INSTRUCTIONS TO FOLLOW
The answer must be every line below that holds the word "Динамика".

Web page and app entries:
____________________

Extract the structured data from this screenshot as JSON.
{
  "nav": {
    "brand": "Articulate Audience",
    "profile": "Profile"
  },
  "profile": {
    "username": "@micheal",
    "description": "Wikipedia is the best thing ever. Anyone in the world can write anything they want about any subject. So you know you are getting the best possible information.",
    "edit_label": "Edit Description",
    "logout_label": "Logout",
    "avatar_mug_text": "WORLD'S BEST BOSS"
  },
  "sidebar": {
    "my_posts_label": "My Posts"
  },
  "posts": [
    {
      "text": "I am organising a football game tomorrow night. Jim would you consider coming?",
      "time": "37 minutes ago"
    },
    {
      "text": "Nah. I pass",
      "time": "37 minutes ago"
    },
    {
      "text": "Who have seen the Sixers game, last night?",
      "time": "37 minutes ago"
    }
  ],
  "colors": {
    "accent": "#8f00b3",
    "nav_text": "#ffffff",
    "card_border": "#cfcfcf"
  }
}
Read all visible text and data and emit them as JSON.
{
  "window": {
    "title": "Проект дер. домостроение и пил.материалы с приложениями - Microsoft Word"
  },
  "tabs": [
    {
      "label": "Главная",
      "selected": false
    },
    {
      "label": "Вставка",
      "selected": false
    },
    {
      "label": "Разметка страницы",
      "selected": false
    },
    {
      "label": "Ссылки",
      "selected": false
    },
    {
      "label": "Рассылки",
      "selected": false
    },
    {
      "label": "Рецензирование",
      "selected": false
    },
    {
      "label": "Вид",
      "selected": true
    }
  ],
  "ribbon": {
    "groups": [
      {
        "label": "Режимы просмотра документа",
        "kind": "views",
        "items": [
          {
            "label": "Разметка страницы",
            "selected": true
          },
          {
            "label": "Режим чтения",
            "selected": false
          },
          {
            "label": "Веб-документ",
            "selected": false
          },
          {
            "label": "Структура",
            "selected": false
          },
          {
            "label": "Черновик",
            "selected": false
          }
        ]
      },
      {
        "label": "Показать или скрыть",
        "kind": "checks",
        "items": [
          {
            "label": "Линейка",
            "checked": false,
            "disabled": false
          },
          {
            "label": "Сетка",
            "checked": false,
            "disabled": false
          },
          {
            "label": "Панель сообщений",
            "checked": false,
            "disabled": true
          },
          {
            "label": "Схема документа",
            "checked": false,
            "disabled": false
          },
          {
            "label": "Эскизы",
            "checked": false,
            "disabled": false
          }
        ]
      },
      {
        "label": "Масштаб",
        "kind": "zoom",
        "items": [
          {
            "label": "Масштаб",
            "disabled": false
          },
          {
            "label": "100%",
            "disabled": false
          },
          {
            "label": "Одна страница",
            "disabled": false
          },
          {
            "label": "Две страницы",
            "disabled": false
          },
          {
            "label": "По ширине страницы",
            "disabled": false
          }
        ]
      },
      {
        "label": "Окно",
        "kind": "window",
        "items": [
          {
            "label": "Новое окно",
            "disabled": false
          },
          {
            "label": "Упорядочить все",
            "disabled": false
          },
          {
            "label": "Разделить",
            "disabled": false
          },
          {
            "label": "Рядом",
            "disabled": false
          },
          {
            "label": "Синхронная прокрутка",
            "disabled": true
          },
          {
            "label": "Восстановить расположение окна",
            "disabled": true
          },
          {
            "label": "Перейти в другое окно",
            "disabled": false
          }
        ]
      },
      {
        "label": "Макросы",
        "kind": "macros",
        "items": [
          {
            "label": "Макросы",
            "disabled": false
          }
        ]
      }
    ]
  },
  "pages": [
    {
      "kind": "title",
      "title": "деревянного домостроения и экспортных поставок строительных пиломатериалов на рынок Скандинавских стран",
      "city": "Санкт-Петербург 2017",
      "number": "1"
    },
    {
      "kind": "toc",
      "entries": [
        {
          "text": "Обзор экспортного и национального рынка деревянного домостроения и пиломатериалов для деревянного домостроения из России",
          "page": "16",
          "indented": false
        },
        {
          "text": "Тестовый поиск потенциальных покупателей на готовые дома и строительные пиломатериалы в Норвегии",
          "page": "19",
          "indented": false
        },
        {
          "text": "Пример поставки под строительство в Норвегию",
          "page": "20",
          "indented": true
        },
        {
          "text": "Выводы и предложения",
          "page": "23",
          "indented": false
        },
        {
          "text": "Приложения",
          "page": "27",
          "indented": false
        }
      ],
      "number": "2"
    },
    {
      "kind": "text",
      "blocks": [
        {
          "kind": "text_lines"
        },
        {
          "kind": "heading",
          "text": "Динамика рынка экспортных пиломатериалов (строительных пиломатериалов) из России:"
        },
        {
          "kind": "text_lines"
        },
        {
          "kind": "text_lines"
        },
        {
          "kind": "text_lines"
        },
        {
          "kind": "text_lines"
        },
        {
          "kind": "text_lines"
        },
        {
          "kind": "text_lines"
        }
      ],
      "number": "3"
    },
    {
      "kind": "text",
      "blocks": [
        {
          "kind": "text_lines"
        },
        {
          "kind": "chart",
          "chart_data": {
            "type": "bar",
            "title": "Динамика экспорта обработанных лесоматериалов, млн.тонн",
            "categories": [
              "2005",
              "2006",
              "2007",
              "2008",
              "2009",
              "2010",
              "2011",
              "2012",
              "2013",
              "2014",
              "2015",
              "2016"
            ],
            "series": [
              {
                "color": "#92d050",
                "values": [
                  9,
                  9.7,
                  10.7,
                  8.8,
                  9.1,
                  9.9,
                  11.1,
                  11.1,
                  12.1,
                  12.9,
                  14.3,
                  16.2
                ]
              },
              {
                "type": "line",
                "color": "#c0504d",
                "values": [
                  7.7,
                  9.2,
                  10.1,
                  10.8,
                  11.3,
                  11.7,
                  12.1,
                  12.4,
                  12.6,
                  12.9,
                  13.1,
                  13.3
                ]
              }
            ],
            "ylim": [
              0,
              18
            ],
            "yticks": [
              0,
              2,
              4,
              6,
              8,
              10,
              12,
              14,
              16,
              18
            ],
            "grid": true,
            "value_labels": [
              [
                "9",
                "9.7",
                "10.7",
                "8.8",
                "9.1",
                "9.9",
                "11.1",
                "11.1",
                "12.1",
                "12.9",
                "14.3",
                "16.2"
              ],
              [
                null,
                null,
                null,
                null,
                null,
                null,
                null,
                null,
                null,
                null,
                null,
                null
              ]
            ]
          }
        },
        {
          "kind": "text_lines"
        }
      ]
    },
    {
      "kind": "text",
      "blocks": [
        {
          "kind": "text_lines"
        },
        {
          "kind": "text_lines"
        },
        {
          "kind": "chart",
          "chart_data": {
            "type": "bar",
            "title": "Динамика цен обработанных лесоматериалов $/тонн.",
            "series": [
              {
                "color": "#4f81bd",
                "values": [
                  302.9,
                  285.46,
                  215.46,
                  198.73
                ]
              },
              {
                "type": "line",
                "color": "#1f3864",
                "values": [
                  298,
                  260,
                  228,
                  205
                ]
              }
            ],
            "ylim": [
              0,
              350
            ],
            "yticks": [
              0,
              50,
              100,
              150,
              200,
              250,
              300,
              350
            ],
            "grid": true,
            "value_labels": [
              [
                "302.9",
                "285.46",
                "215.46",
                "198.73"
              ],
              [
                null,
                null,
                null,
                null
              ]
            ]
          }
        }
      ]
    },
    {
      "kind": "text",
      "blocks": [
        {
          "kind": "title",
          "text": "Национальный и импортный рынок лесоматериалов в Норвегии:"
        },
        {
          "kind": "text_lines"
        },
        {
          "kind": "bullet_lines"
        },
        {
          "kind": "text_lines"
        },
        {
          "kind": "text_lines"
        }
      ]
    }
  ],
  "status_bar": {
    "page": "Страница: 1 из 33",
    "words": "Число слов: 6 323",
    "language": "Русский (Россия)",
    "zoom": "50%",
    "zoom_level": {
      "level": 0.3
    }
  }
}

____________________

SOLUTION TO THE EXERCISE
          "text": "Динамика рынка экспортных пиломатериалов (строительных пиломатериалов) из России:"
            "title": "Динамика экспорта обработанных лесоматериалов, млн.тонн",
            "title": "Динамика цен обработанных лесоматериалов $/тонн.",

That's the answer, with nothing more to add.